According to the company's website, Elmer Buchta hauls roughly 1,500 loads across the Midwest daily, including transporting coal to utilities. At 550 million tons per year, the company states it's the largest hauler of coal-combustion products in Indiana.

In addition, the company also transports crushed limestone from businesses like Mulzer Crushed Stone Inc. to farms in the Tri-State, Cash said.

"(Mulzer) will hire the people that's transporting a product for us," Cash said. "They actually just dump it (the crushed limestone) out there in the field and we go pick it up in a loader."

A few social media commenters said they'd seen signs of the spillage in parts of Warrick County, including in front of the Alcoa plant in Newburgh, and out near the A.B. Brown Generating Station in Posey County.

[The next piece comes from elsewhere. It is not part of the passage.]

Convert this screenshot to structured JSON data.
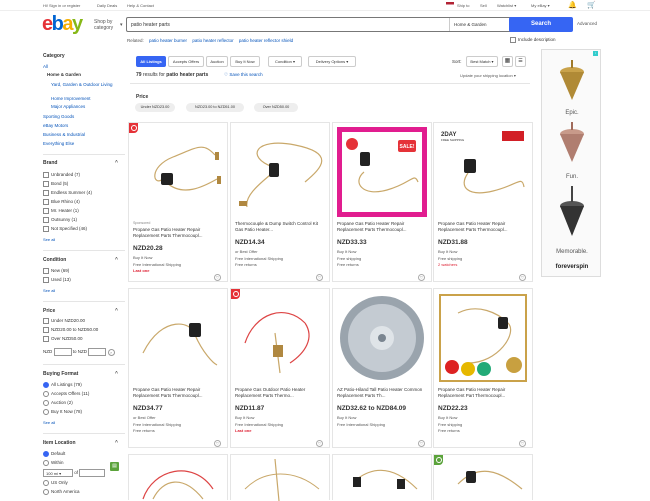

A Courier & Press photographer followed the spill's trail, starting at Alcoa, and found it ended at a gate at the power station, which is owned and operated by CenterPoint Energy. That's about 30 miles of highway.

Erin Merris, a spokeswoman with CenterPoint, confirmed that the substance was lime and that it was being transported between the plant and another one of their facilities. She said the lime is used in the plant's "ash pond-closure process."

The plant, which is powered by coal, is expected to be closed by CenterPoint in 2023 and replaced by two natural-gas fueled turbines and a mix of solar-and-wind-generated energy.

This article originally appeared on Evansville Courier & Press: Mysterious, multi-county spill isn't white paint, INDOT says